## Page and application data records

☆ ☆ ☆

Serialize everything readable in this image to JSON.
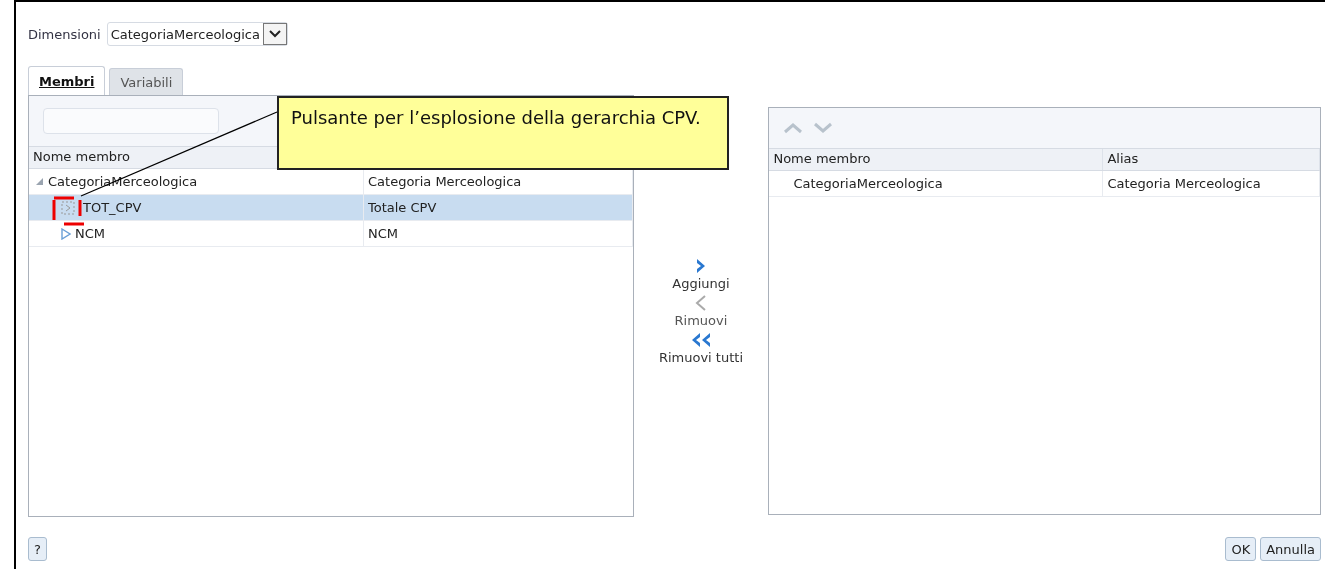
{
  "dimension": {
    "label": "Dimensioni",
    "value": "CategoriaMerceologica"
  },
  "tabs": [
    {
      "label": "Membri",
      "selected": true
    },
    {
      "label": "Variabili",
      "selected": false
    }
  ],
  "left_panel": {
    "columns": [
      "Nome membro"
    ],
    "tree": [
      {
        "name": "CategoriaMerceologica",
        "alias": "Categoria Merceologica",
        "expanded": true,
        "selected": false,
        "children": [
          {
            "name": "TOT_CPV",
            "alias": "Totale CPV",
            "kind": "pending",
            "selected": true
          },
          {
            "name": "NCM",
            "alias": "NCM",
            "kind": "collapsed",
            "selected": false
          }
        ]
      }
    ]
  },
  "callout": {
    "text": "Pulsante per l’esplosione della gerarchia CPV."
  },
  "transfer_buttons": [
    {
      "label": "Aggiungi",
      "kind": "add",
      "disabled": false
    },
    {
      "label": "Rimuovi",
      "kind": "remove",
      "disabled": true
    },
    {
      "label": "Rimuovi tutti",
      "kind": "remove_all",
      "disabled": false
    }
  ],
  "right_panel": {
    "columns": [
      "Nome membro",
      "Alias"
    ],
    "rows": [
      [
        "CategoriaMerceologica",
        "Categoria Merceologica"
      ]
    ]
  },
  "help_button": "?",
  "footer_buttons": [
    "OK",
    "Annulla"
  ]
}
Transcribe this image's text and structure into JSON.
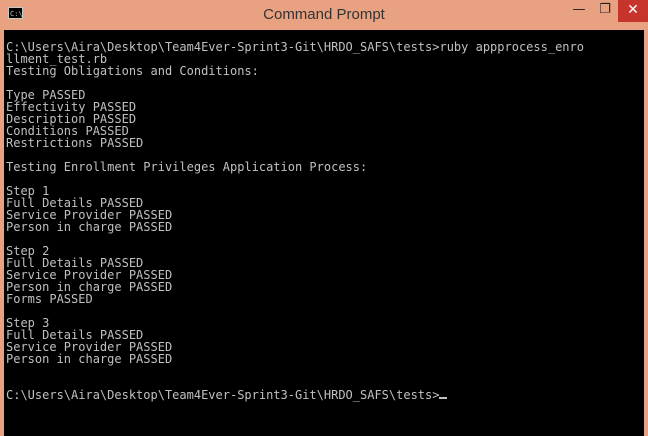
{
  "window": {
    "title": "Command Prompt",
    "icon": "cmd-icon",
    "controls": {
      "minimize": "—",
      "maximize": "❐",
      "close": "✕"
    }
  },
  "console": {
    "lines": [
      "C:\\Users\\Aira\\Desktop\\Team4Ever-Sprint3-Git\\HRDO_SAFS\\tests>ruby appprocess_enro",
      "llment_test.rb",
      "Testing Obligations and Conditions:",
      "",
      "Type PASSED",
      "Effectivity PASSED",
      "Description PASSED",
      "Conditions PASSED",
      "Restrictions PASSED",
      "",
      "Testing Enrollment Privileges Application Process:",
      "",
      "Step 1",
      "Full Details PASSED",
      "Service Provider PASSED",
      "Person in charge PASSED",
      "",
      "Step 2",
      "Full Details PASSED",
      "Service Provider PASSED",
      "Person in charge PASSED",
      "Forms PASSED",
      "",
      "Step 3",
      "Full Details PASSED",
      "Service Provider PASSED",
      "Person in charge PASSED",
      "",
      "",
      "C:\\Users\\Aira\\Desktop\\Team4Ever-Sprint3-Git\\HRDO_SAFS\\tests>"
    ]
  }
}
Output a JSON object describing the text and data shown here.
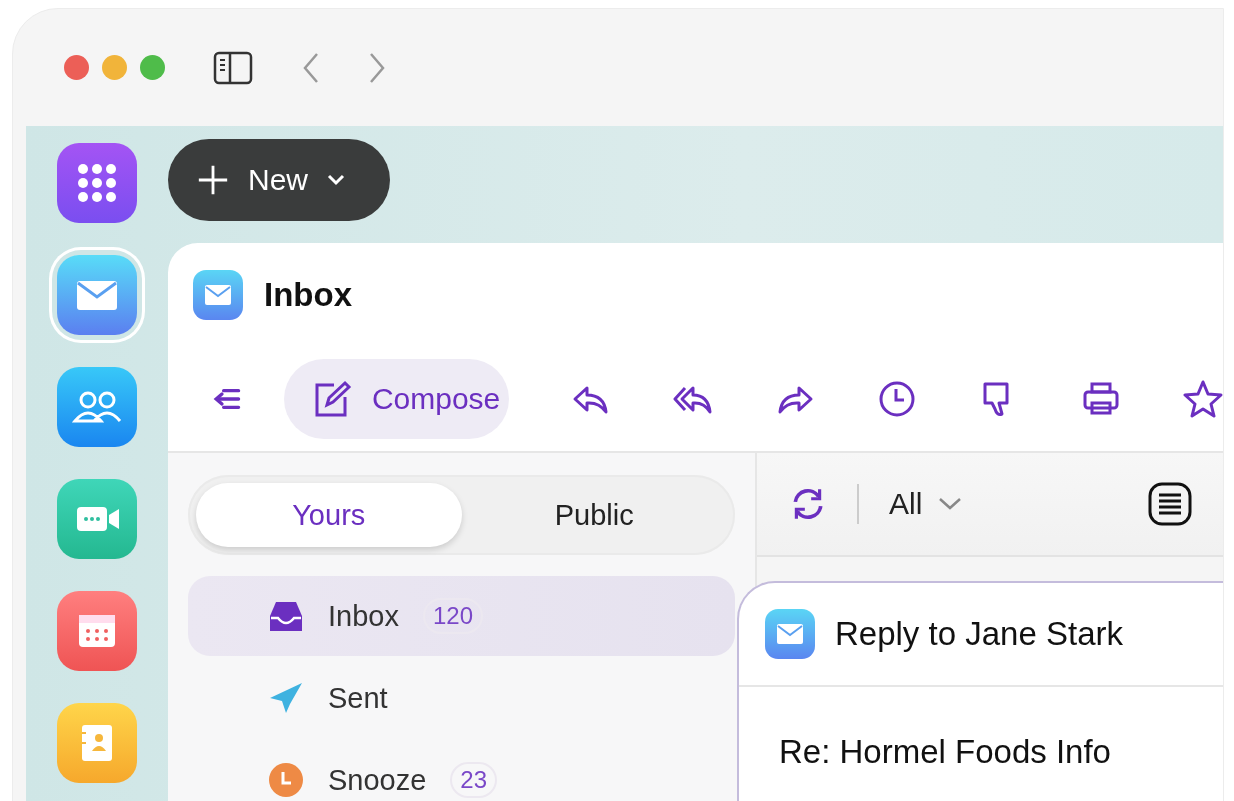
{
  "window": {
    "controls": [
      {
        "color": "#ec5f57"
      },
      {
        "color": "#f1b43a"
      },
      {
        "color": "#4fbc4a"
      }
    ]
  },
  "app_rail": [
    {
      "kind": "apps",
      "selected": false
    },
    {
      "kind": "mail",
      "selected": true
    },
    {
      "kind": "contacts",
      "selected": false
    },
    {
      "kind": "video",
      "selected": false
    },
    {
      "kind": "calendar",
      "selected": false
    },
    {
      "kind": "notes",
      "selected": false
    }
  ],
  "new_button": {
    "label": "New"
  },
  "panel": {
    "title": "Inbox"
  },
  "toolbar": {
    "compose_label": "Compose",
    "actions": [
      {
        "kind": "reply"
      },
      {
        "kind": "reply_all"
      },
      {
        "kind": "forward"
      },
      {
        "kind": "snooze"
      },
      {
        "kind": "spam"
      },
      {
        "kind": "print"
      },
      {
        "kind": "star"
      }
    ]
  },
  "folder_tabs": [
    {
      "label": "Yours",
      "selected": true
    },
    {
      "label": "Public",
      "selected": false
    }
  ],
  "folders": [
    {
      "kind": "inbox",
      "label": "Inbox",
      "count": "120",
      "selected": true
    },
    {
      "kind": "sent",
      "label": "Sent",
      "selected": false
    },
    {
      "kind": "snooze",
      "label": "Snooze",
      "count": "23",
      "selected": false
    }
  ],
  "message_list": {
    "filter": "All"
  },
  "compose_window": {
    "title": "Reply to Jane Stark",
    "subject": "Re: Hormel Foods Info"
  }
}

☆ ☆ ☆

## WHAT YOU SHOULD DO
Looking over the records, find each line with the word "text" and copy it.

## FINISHED EXERCISE
    "text": "Pulsante per l’esplosione della gerarchia CPV."
Transcribe this image's text and structure into JSON.
Output a JSON object describing the text and data shown here.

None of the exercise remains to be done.